Opponents argue that dramatically increased fees could raise costs for consumers. Pharmaceutical companies say they alone are not to blame and that they are already taking action to address opioid addiction.
"Unfortunately, what's being proposed — taxing legitimately prescribed medicines that patients rely on for legitimate medical needs to raise revenue for the state — ignores evidence-based solutions, sets a dangerous precedent and ultimately won't help patients and families," Nick McGee, director of public affairs for the industry trade group PhRMA, told the Star Tribune earlier this year.
Fierce industry lobbying led to the defeat of a similar proposals in the House last session. But a shift in political dynamics at the State Capitol and growing concern about the human costs of the crisis among members of both parties helped propel opioid legislation this year.
Senate Majority Leader Paul Gazelka, R-Nisswa, said that given the stakes, "doing nothing was not an option."
"Do I think this is a perfect way to do it? No," he said. "But I haven't found a perfect way to do it, which is why I'm going to support this bill."
The deeply personal reach of the crisis as on display Monday. Multiple lawmakers shared stories of friends and constituents who struggled with addiction. After the vote, Eaton hugged Rosen and other lawmakers.
Outside the chamber, families who have lost loved ones waited to greet the senator through smiles and tears. Shelly Elkington wore a pin with a photo of her daughter, who died of a heroin overdose after becoming addicted to painkillers she was prescribed after surgery. She said watching the opioid bills pass both chambers in recent weeks was "more overwhelming than you can imagine."

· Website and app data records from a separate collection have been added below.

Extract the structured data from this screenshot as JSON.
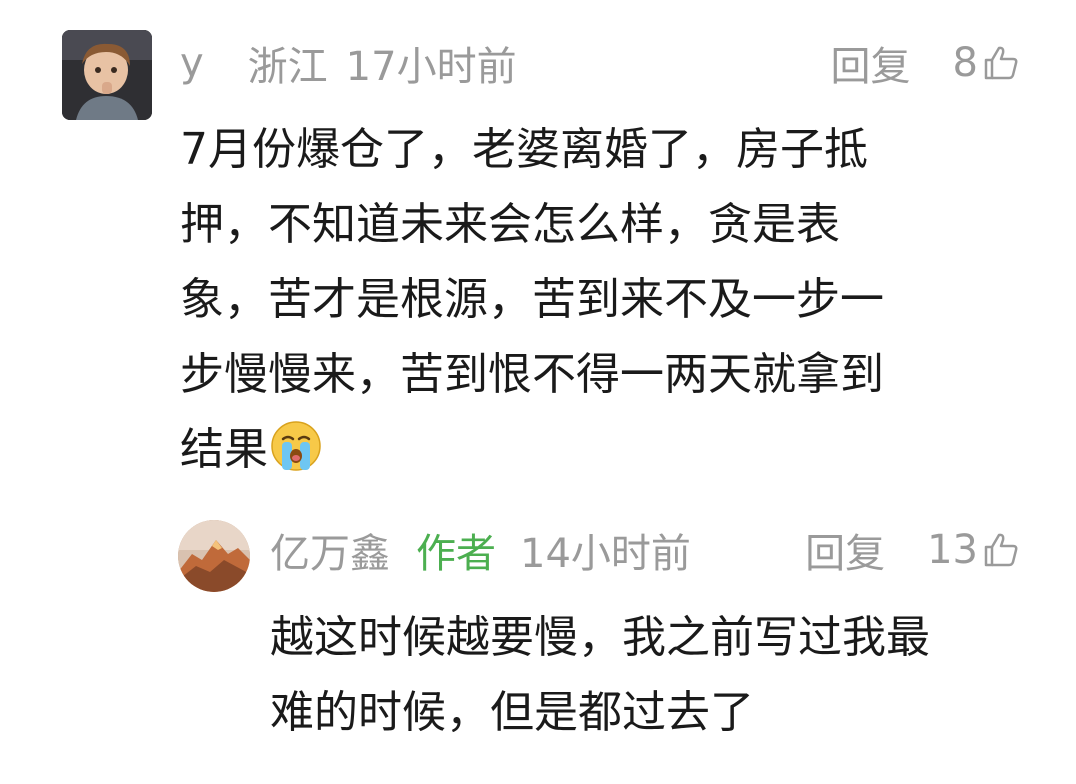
{
  "comment": {
    "username": "y",
    "region": "浙江",
    "time": "17小时前",
    "reply_label": "回复",
    "likes": "8",
    "avatar_icon": "child-photo-avatar",
    "lines": [
      "7月份爆仓了，老婆离婚了，房子抵",
      "押，不知道未来会怎么样，贪是表",
      "象，苦才是根源，苦到来不及一步一",
      "步慢慢来，苦到恨不得一两天就拿到",
      "结果"
    ],
    "emoji": "crying-face-emoji"
  },
  "reply": {
    "username": "亿万鑫",
    "author_tag": "作者",
    "time": "14小时前",
    "reply_label": "回复",
    "likes": "13",
    "avatar_icon": "mountain-sunset-avatar",
    "lines": [
      "越这时候越要慢，我之前写过我最",
      "难的时候，但是都过去了"
    ]
  },
  "colors": {
    "meta_gray": "#9a9a9a",
    "author_green": "#4caf50",
    "text": "#1a1a1a"
  }
}
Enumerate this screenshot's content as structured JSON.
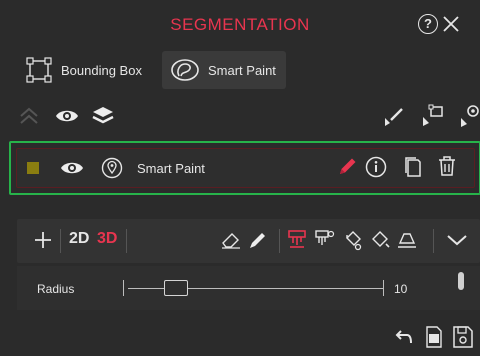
{
  "header": {
    "title": "SEGMENTATION",
    "help_label": "?"
  },
  "tools": {
    "bounding_box_label": "Bounding Box",
    "smart_paint_label": "Smart Paint"
  },
  "layer": {
    "name": "Smart Paint",
    "swatch_color": "#8a7d10"
  },
  "toolbar": {
    "label_2d": "2D",
    "label_3d": "3D"
  },
  "radius": {
    "label": "Radius",
    "value": "10",
    "slider_fraction": 0.2
  },
  "colors": {
    "accent": "#e8354f",
    "selection": "#27b34a",
    "panel": "#2b2b2b"
  },
  "icons": [
    "close-icon",
    "bounding-box-icon",
    "smart-paint-icon",
    "collapse-up-icon",
    "eye-icon",
    "layers-icon",
    "brush-pointer-icon",
    "box-pointer-icon",
    "target-pointer-icon",
    "location-pin-icon",
    "pencil-icon",
    "info-icon",
    "copy-icon",
    "trash-icon",
    "plus-icon",
    "eraser-icon",
    "paint-brush-icon",
    "brush-settings-icon",
    "fill-bucket-icon",
    "fill-bucket-alt-icon",
    "threshold-icon",
    "chevron-down-icon",
    "undo-icon",
    "export-icon",
    "save-icon"
  ]
}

"Politics today has become so polarized," Elkington said. "It's just really amazing to see our leadership come together and do the right thing."